#### Required work
For the word "JSON", give the number of lines in these entries that contain it, with nothing else.

▬▬▬▬▬▬

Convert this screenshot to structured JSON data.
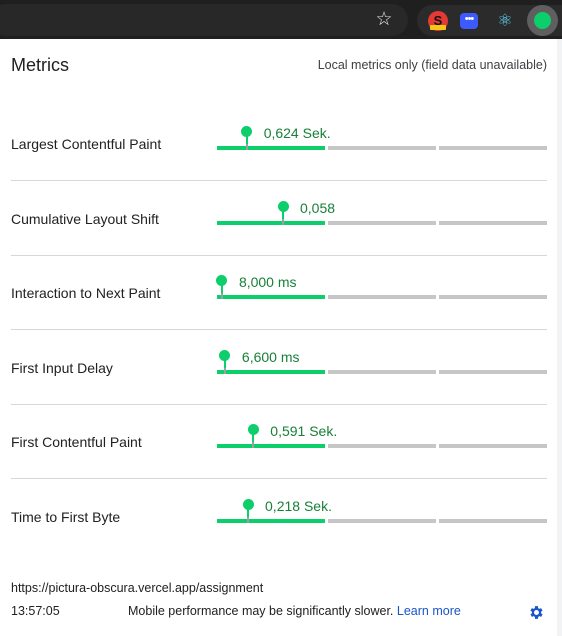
{
  "browser": {
    "star_icon": "star-icon",
    "extensions": [
      {
        "name": "s-extension-icon",
        "letter": "S"
      },
      {
        "name": "dots-extension-icon",
        "glyph": "•••"
      },
      {
        "name": "react-devtools-icon",
        "glyph": "⚛"
      },
      {
        "name": "web-vitals-extension-icon"
      }
    ]
  },
  "panel": {
    "title": "Metrics",
    "subtitle": "Local metrics only (field data unavailable)",
    "metrics": [
      {
        "name": "Largest Contentful Paint",
        "value": "0,624 Sek.",
        "position": 0.09
      },
      {
        "name": "Cumulative Layout Shift",
        "value": "0,058",
        "position": 0.2
      },
      {
        "name": "Interaction to Next Paint",
        "value": "8,000 ms",
        "position": 0.015
      },
      {
        "name": "First Input Delay",
        "value": "6,600 ms",
        "position": 0.024
      },
      {
        "name": "First Contentful Paint",
        "value": "0,591 Sek.",
        "position": 0.11
      },
      {
        "name": "Time to First Byte",
        "value": "0,218 Sek.",
        "position": 0.094
      }
    ],
    "footer": {
      "url": "https://pictura-obscura.vercel.app/assignment",
      "time": "13:57:05",
      "note": "Mobile performance may be significantly slower.",
      "learn_more": "Learn more"
    },
    "colors": {
      "good": "#0cce6b",
      "value_text": "#188038",
      "link": "#1a55c9"
    }
  }
}
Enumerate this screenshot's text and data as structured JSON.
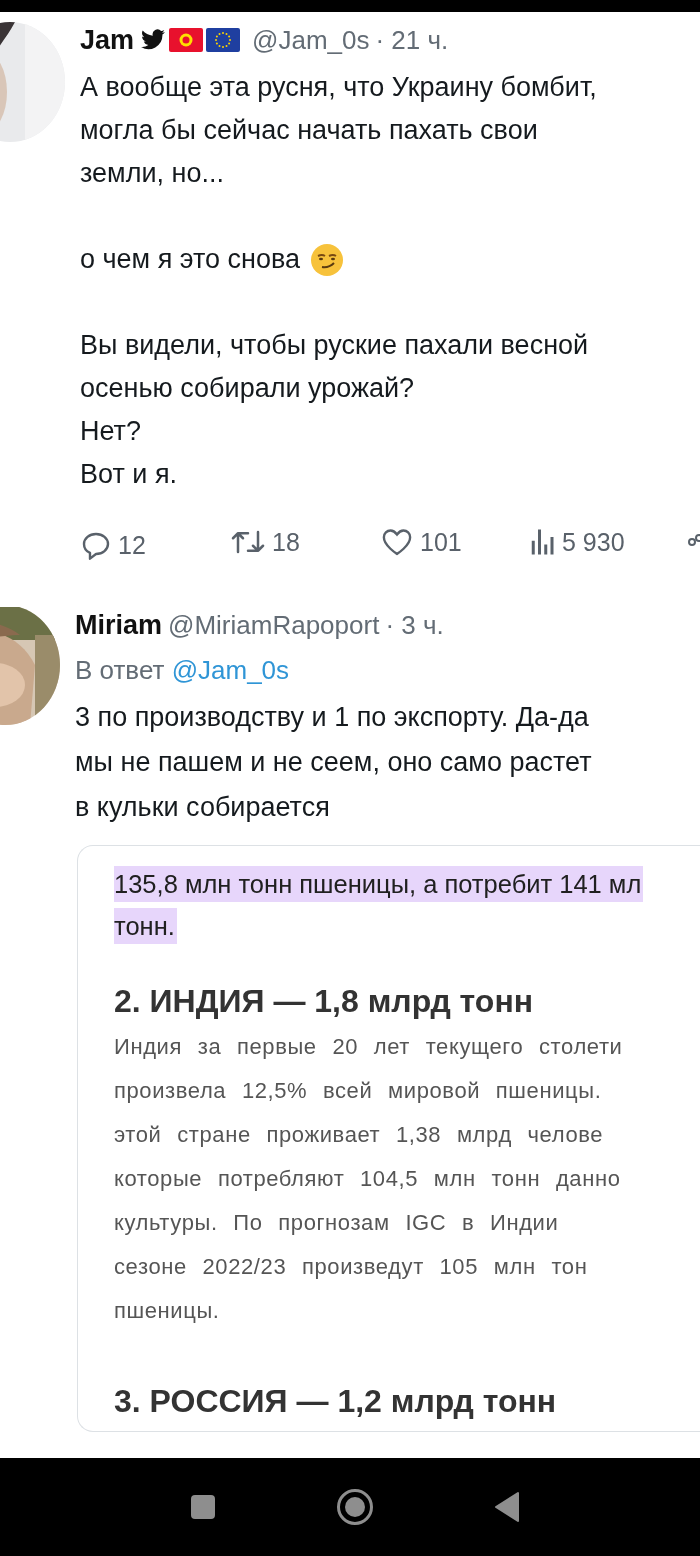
{
  "tweets": [
    {
      "author": "Jam",
      "name_icons": [
        {
          "kind": "bird"
        },
        {
          "kind": "flag-kg"
        },
        {
          "kind": "flag-eu"
        }
      ],
      "handle": "@Jam_0s",
      "time": "· 21 ч.",
      "avatar": {
        "kind": "picture"
      },
      "paragraphs": [
        {
          "lines": [
            {
              "text": "А вообще эта русня, что Украину бомбит,"
            },
            {
              "text": "могла бы сейчас начать пахать свои"
            },
            {
              "text": "земли, но..."
            }
          ]
        },
        {
          "lines": [
            {
              "text": "о чем я это снова",
              "has_emoji": true
            }
          ]
        },
        {
          "lines": [
            {
              "text": "Вы видели, чтобы руские пахали весной"
            },
            {
              "text": "осенью собирали урожай?"
            },
            {
              "text": "Нет?"
            },
            {
              "text": "Вот и я."
            }
          ]
        }
      ],
      "stats": [
        {
          "kind": "reply",
          "count": "12"
        },
        {
          "kind": "retweet",
          "count": "18"
        },
        {
          "kind": "like",
          "count": "101"
        },
        {
          "kind": "views",
          "count": "5 930"
        },
        {
          "kind": "share"
        }
      ]
    },
    {
      "author": "Miriam",
      "handle": "@MiriamRapoport",
      "time": "· 3 ч.",
      "avatar": {
        "kind": "picture"
      },
      "reply_to": {
        "prefix": "В ответ",
        "handle": "@Jam_0s"
      },
      "paragraphs": [
        {
          "lines": [
            {
              "text": "3 по производству и 1 по экспорту. Да-да"
            },
            {
              "text": "мы не пашем и не сеем, оно само растет"
            },
            {
              "text": "в кульки собирается"
            }
          ]
        }
      ],
      "media": {
        "kind": "article",
        "blocks": [
          {
            "kind": "highlight",
            "lines": [
              "135,8 млн тонн пшеницы, а потребит 141 мл",
              "тонн."
            ]
          },
          {
            "kind": "heading",
            "text": "2. ИНДИЯ — 1,8 млрд тонн"
          },
          {
            "kind": "paragraph",
            "lines": [
              "Индия за первые 20 лет текущего столети",
              "произвела 12,5% всей мировой пшеницы.",
              "этой стране проживает 1,38 млрд челове",
              "которые потребляют 104,5 млн тонн данно",
              "культуры. По прогнозам IGC в Индии",
              "сезоне 2022/23 произведут 105 млн тон",
              "пшеницы."
            ]
          },
          {
            "kind": "heading",
            "text": "3. РОССИЯ — 1,2 млрд тонн"
          }
        ]
      }
    }
  ],
  "nav_bar": {
    "buttons": [
      {
        "kind": "recents"
      },
      {
        "kind": "home"
      },
      {
        "kind": "back"
      }
    ]
  }
}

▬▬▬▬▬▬

#### Completed task
2